Exercise directions – Word for word, reproduce each of the entries.

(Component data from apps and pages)
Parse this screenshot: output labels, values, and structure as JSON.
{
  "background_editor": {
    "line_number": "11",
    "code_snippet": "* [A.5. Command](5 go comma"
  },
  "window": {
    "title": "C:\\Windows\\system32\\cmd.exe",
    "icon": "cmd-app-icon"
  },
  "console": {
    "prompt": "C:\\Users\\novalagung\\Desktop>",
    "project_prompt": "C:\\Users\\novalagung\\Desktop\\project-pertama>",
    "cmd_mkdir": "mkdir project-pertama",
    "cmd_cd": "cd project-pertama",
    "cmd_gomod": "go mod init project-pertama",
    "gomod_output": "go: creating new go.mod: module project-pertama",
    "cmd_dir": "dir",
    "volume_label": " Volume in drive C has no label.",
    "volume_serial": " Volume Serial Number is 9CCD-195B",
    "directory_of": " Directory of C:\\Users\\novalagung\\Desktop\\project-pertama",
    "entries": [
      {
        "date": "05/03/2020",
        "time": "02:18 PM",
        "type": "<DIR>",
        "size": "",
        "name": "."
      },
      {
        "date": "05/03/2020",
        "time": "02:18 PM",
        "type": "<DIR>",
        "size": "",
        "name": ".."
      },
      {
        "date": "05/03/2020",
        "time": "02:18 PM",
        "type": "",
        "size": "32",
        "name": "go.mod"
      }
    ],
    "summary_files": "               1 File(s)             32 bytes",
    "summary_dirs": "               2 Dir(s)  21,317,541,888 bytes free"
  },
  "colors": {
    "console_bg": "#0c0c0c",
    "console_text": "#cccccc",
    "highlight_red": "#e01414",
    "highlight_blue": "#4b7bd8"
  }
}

Answer space –
Parse this screenshot: output labels, values, and structure as JSON.
{
  "background_editor": {
    "line_number": "11",
    "code_snippet": "* [A.5. Command](5 go comma"
  },
  "window": {
    "title": "C:\\Windows\\system32\\cmd.exe",
    "icon": "cmd-app-icon"
  },
  "console": {
    "prompt": "C:\\Users\\novalagung\\Desktop>",
    "project_prompt": "C:\\Users\\novalagung\\Desktop\\project-pertama>",
    "cmd_mkdir": "mkdir project-pertama",
    "cmd_cd": "cd project-pertama",
    "cmd_gomod": "go mod init project-pertama",
    "gomod_output": "go: creating new go.mod: module project-pertama",
    "cmd_dir": "dir",
    "volume_label": " Volume in drive C has no label.",
    "volume_serial": " Volume Serial Number is 9CCD-195B",
    "directory_of": " Directory of C:\\Users\\novalagung\\Desktop\\project-pertama",
    "entries": [
      {
        "date": "05/03/2020",
        "time": "02:18 PM",
        "type": "<DIR>",
        "size": "",
        "name": "."
      },
      {
        "date": "05/03/2020",
        "time": "02:18 PM",
        "type": "<DIR>",
        "size": "",
        "name": ".."
      },
      {
        "date": "05/03/2020",
        "time": "02:18 PM",
        "type": "",
        "size": "32",
        "name": "go.mod"
      }
    ],
    "summary_files": "               1 File(s)             32 bytes",
    "summary_dirs": "               2 Dir(s)  21,317,541,888 bytes free"
  },
  "colors": {
    "console_bg": "#0c0c0c",
    "console_text": "#cccccc",
    "highlight_red": "#e01414",
    "highlight_blue": "#4b7bd8"
  }
}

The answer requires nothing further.